Task item: Everything in the entries below must be output exactly, apart from the pictures.

[Opening Supplied data section]

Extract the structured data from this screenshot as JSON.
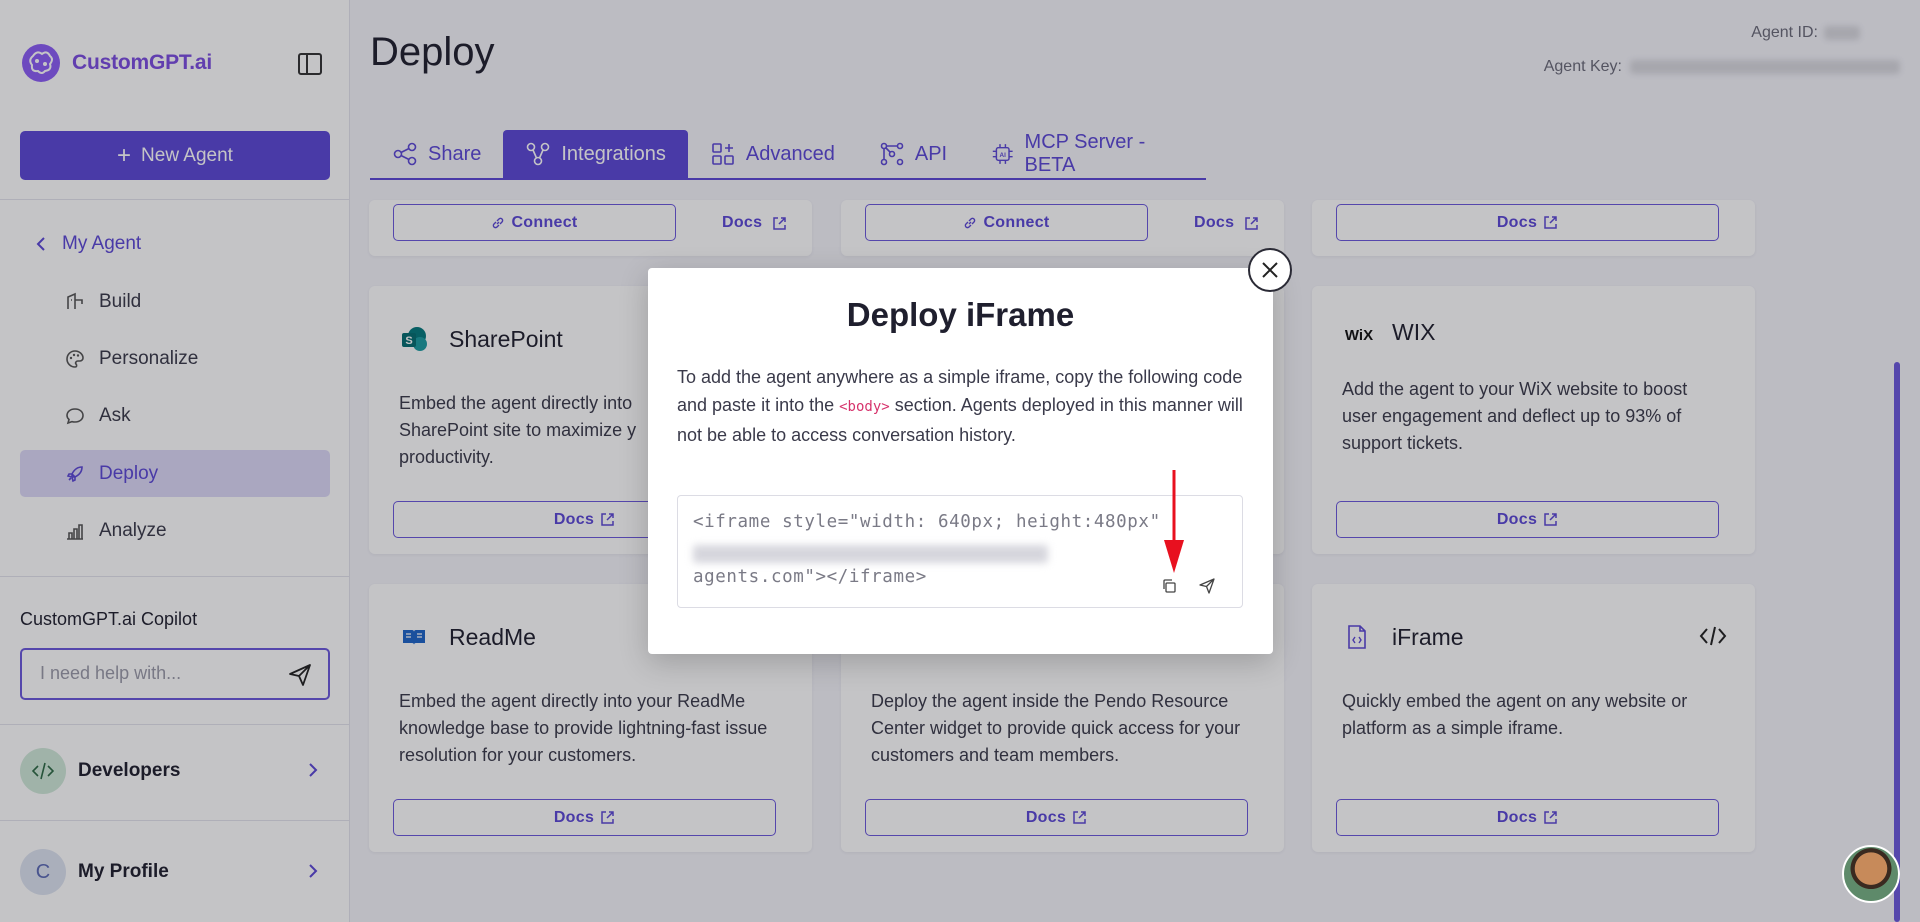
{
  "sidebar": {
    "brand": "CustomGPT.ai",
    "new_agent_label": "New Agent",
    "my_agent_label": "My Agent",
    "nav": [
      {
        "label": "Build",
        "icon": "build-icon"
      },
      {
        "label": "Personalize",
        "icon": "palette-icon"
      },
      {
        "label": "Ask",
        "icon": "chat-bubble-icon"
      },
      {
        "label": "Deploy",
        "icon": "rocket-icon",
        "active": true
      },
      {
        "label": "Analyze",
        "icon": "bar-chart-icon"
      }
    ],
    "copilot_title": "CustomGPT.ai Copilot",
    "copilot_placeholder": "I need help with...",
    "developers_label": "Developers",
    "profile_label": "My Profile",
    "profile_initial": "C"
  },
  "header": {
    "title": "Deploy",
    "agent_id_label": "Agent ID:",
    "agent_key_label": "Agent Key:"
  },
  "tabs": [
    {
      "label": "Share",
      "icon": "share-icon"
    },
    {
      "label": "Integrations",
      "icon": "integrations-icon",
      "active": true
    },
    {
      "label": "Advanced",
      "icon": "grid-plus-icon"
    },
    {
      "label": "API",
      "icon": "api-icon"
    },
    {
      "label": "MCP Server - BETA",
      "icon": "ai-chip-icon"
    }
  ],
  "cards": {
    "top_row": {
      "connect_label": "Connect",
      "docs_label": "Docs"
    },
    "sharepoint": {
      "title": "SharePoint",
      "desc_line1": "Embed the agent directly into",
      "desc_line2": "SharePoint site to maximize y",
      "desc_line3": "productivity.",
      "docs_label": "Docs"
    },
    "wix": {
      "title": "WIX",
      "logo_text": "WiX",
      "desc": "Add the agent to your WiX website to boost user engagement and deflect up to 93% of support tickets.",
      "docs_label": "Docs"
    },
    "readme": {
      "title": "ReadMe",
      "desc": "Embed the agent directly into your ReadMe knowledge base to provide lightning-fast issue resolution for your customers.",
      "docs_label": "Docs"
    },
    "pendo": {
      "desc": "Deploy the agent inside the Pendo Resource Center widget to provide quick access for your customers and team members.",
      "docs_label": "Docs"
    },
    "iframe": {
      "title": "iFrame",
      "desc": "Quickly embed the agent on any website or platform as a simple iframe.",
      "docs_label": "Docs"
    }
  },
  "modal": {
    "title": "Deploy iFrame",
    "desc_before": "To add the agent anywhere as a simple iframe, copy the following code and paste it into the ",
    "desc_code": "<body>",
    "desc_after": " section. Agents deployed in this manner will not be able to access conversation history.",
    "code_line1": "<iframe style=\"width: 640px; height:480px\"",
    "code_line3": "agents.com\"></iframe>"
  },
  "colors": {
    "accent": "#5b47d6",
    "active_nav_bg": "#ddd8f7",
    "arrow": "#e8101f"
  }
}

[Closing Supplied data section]

Written solution:
Extract the structured data from this screenshot as JSON.
{
  "sidebar": {
    "brand": "CustomGPT.ai",
    "new_agent_label": "New Agent",
    "my_agent_label": "My Agent",
    "nav": [
      {
        "label": "Build",
        "icon": "build-icon"
      },
      {
        "label": "Personalize",
        "icon": "palette-icon"
      },
      {
        "label": "Ask",
        "icon": "chat-bubble-icon"
      },
      {
        "label": "Deploy",
        "icon": "rocket-icon",
        "active": true
      },
      {
        "label": "Analyze",
        "icon": "bar-chart-icon"
      }
    ],
    "copilot_title": "CustomGPT.ai Copilot",
    "copilot_placeholder": "I need help with...",
    "developers_label": "Developers",
    "profile_label": "My Profile",
    "profile_initial": "C"
  },
  "header": {
    "title": "Deploy",
    "agent_id_label": "Agent ID:",
    "agent_key_label": "Agent Key:"
  },
  "tabs": [
    {
      "label": "Share",
      "icon": "share-icon"
    },
    {
      "label": "Integrations",
      "icon": "integrations-icon",
      "active": true
    },
    {
      "label": "Advanced",
      "icon": "grid-plus-icon"
    },
    {
      "label": "API",
      "icon": "api-icon"
    },
    {
      "label": "MCP Server - BETA",
      "icon": "ai-chip-icon"
    }
  ],
  "cards": {
    "top_row": {
      "connect_label": "Connect",
      "docs_label": "Docs"
    },
    "sharepoint": {
      "title": "SharePoint",
      "desc_line1": "Embed the agent directly into",
      "desc_line2": "SharePoint site to maximize y",
      "desc_line3": "productivity.",
      "docs_label": "Docs"
    },
    "wix": {
      "title": "WIX",
      "logo_text": "WiX",
      "desc": "Add the agent to your WiX website to boost user engagement and deflect up to 93% of support tickets.",
      "docs_label": "Docs"
    },
    "readme": {
      "title": "ReadMe",
      "desc": "Embed the agent directly into your ReadMe knowledge base to provide lightning-fast issue resolution for your customers.",
      "docs_label": "Docs"
    },
    "pendo": {
      "desc": "Deploy the agent inside the Pendo Resource Center widget to provide quick access for your customers and team members.",
      "docs_label": "Docs"
    },
    "iframe": {
      "title": "iFrame",
      "desc": "Quickly embed the agent on any website or platform as a simple iframe.",
      "docs_label": "Docs"
    }
  },
  "modal": {
    "title": "Deploy iFrame",
    "desc_before": "To add the agent anywhere as a simple iframe, copy the following code and paste it into the ",
    "desc_code": "<body>",
    "desc_after": " section. Agents deployed in this manner will not be able to access conversation history.",
    "code_line1": "<iframe style=\"width: 640px; height:480px\"",
    "code_line3": "agents.com\"></iframe>"
  },
  "colors": {
    "accent": "#5b47d6",
    "active_nav_bg": "#ddd8f7",
    "arrow": "#e8101f"
  }
}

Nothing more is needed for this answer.